But despite the USDA’s non-promotion, the paper did not quietly fade into academic obscurity. After checking with the interim head of the School of Public Health — who said in an email that the research seemed “straightforward” — Hodson decided to press on with promoting the paper. The university issued a press release that included a quote from Ziska, and they helped connect reporters with him as well as the school’s own scientists. The research garnered coverage in The New York Times, The Washington Post, and The Seattle Times, among other outlets.

Ziska and his team’s findings that protein, iron, and zinc levels decreased in rice grown in higher carbon dioxide concentrations verified the work of Samuel Myers, a research scientist at Harvard’s Center for the Environment who works closely on the human health impacts of climate change. To Myers, who examined this incident against the backdrop of the Trump administration’s war on climate science, it seemed to be part of a pattern.

“The USDA is part of a federal administration that can only be described in legal terms as ‘exhibiting depraved indifference to climate change,’” he said. Suppressing a study that highlighted the negative effects of global warming on a major food staple is, Myers added, “completely consistent with the way the federal administration has been acting for the past two and a half years.”

The Trump administration’s combative position on all things climate and environment has had a significant and lasting impact on multiple federal agencies. Earlier this month, Ziska decided to abandon his tenure at the USDA after securing a job at Columbia University. At the Environmental Protection Agency, employees say morale has plummeted as the agency continues to roll back key environmental and health regulations. Mentions of climate change have disappeared from government websites.

Rather than try to increase retention rates, some critics say these agencies are happy to lose some of their more seasoned officials. The Bureau of Land Management is planning to move its headquarters from Washington, D.C. to Colorado, in what at least one representative and multiple environment groups have called a scheme to shake its tenured policy officials. And in July, the USDA gave its D.C.-based employees a week to decide whether they would relocate to the department’s new headquarters in Kansas City. Administration officials said the move was aimed at cutting costs; critics said it was yet another attempt to bleed tenured talent.
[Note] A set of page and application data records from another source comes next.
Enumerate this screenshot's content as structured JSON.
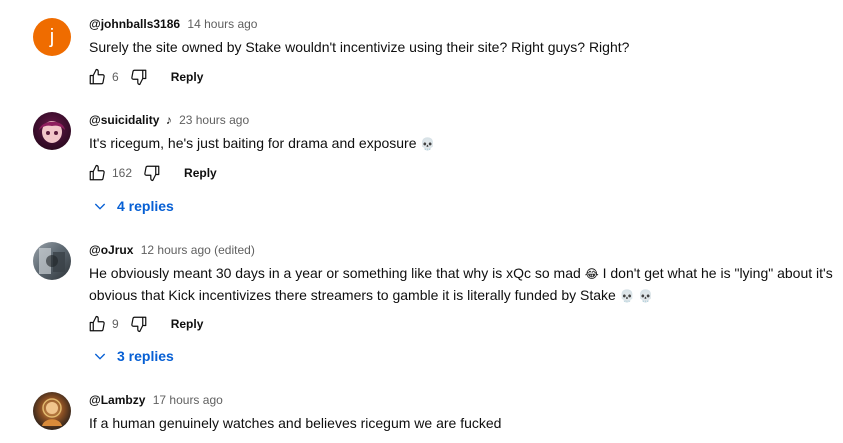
{
  "comments": [
    {
      "avatar_letter": "j",
      "handle": "@johnballs3186",
      "time": "14 hours ago",
      "text": "Surely the site owned by Stake wouldn't incentivize using their site? Right guys? Right?",
      "likes": "6",
      "reply_label": "Reply"
    },
    {
      "handle": "@suicidality",
      "badge": "♪",
      "time": "23 hours ago",
      "text": "It's ricegum, he's just baiting for drama and exposure",
      "emoji": "💀",
      "likes": "162",
      "reply_label": "Reply",
      "replies_label": "4 replies"
    },
    {
      "handle": "@oJrux",
      "time": "12 hours ago (edited)",
      "text_part1": "He obviously meant 30 days in a year or something like that why is xQc so mad",
      "emoji_mid": "😂",
      "text_part2": "I don't get what he is \"lying\" about it's obvious that Kick incentivizes there streamers to gamble it is literally funded by Stake",
      "emoji_end": "💀 💀",
      "likes": "9",
      "reply_label": "Reply",
      "replies_label": "3 replies"
    },
    {
      "handle": "@Lambzy",
      "time": "17 hours ago",
      "text": "If a human genuinely watches and believes ricegum we are fucked"
    }
  ],
  "icons": [
    "thumb-up-icon",
    "thumb-down-icon",
    "chevron-down-icon",
    "music-note-icon",
    "skull-emoji",
    "laughing-emoji"
  ],
  "colors": {
    "link": "#065fd4",
    "meta": "#606060",
    "avatar_orange": "#ef6c00"
  }
}
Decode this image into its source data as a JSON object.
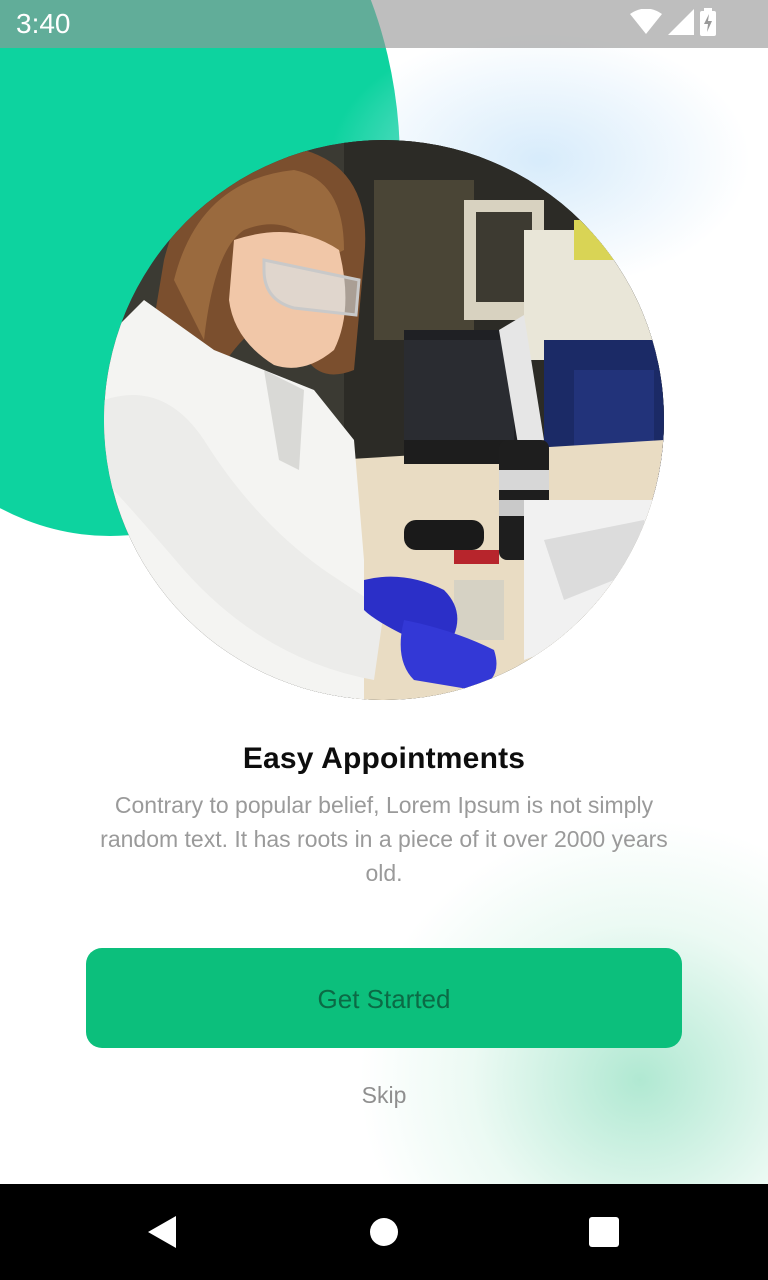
{
  "status_bar": {
    "time": "3:40",
    "icons": [
      "wifi-icon",
      "cellular-signal-icon",
      "battery-charging-icon"
    ]
  },
  "onboarding": {
    "title": "Easy Appointments",
    "description": "Contrary to popular belief, Lorem Ipsum is not simply random text. It has roots in a piece of it over 2000 years old.",
    "primary_button_label": "Get Started",
    "skip_label": "Skip"
  },
  "navigation_bar": {
    "icons": [
      "back-icon",
      "home-icon",
      "recents-icon"
    ]
  },
  "colors": {
    "accent_green": "#0cbf7c",
    "blob_green": "#0dd39f",
    "button_text": "#0b6a45",
    "title_text": "#0d0d0d",
    "body_text": "#9a9a9a"
  }
}
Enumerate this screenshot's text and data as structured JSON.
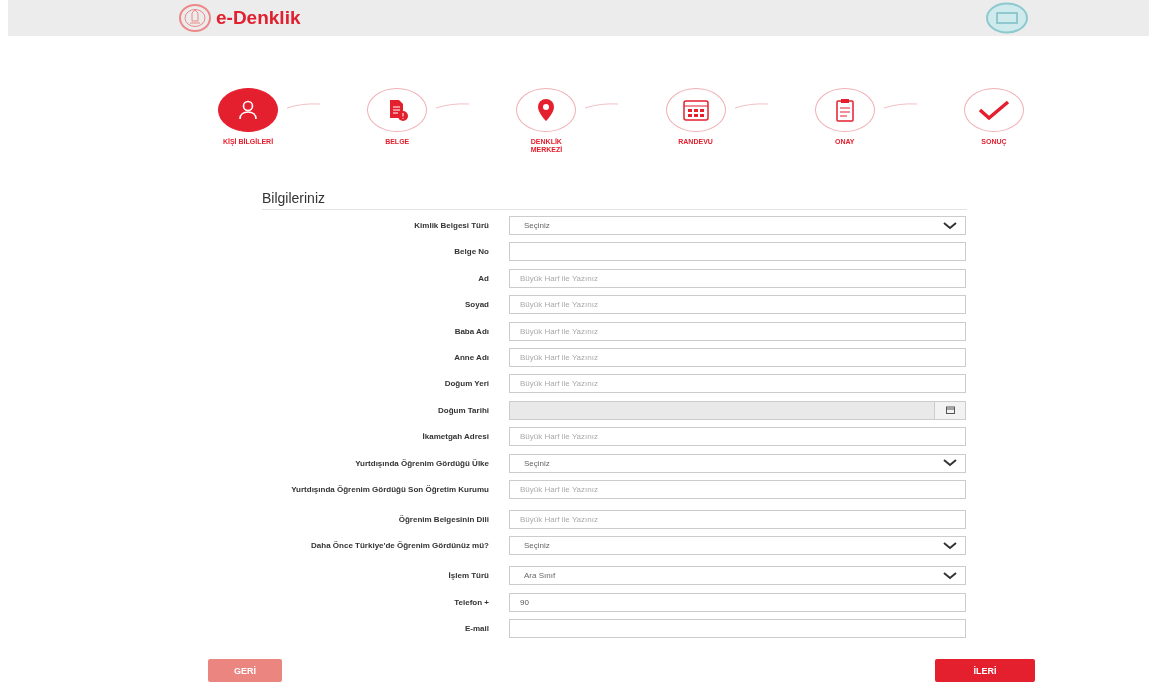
{
  "header": {
    "brand": "e-Denklik"
  },
  "steps": [
    {
      "label": "KİŞİ BİLGİLERİ",
      "selected": true
    },
    {
      "label": "BELGE",
      "selected": false
    },
    {
      "label": "DENKLİK MERKEZİ",
      "selected": false
    },
    {
      "label": "RANDEVU",
      "selected": false
    },
    {
      "label": "ONAY",
      "selected": false
    },
    {
      "label": "SONUÇ",
      "selected": false
    }
  ],
  "form": {
    "title": "Bilgileriniz",
    "fields": [
      {
        "label": "Kimlik Belgesi Türü",
        "kind": "select",
        "value": "Seçiniz"
      },
      {
        "label": "Belge No",
        "kind": "text"
      },
      {
        "label": "Ad",
        "kind": "text",
        "placeholder": "Büyük Harf ile Yazınız"
      },
      {
        "label": "Soyad",
        "kind": "text",
        "placeholder": "Büyük Harf ile Yazınız"
      },
      {
        "label": "Baba Adı",
        "kind": "text",
        "placeholder": "Büyük Harf ile Yazınız"
      },
      {
        "label": "Anne Adı",
        "kind": "text",
        "placeholder": "Büyük Harf ile Yazınız"
      },
      {
        "label": "Doğum Yeri",
        "kind": "text",
        "placeholder": "Büyük Harf ile Yazınız"
      },
      {
        "label": "Doğum Tarihi",
        "kind": "date"
      },
      {
        "label": "İkametgah Adresi",
        "kind": "text",
        "placeholder": "Büyük Harf ile Yazınız"
      },
      {
        "label": "Yurtdışında Öğrenim Gördüğü Ülke",
        "kind": "select",
        "value": "Seçiniz"
      },
      {
        "label": "Yurtdışında Öğrenim Gördüğü Son Öğretim Kurumu",
        "kind": "text",
        "placeholder": "Büyük Harf ile Yazınız"
      },
      {
        "label": "Öğrenim Belgesinin Dili",
        "kind": "text",
        "placeholder": "Büyük Harf ile Yazınız"
      },
      {
        "label": "Daha Önce Türkiye'de Öğrenim Gördünüz mü?",
        "kind": "select",
        "value": "Seçiniz"
      },
      {
        "label": "İşlem Türü",
        "kind": "select",
        "value": "Ara Sınıf"
      },
      {
        "label": "Telefon +",
        "kind": "text",
        "value": "90"
      },
      {
        "label": "E-mail",
        "kind": "text"
      }
    ]
  },
  "buttons": [
    {
      "label": "GERİ",
      "disabled": true
    },
    {
      "label": "İLERİ",
      "disabled": false
    }
  ]
}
In a statement to Grist, a USDA spokesperson pushed back on the idea that the agency is suppressing climate change research. “No one attempted to block the paper – it is freely available in the science literature,” the spokesperson wrote, adding that higher-ups at the agency disagreed with the paper’s conclusion that rising levels of CO2 would put 600 million people at risk of vitamin deficiency. “Issuing an ARS press release would have erroneously signified that ARS concurs with the nutrition-related claims,” the spokesperson noted.

“The notion that this is not of public health significance is just ridiculous,” said Harvard’s Myers, in response to the ARS’s position on the research. The controversial study just focused on rice, he added, but “every other food crop across the board is losing nutrients in response to CO2.”

A spokesperson for the American Association for the Advancement of Science, which publishes Science Advances, the journal where the rice article appeared, stood behind the research, saying that the study went through “rigorous peer review” before it was published.

For Ziska, the incident constituted an abdication of one of ARS’s responsibilities, which is working to solve climate change-related issues that farmers face. “It’s surreal to me,” he said.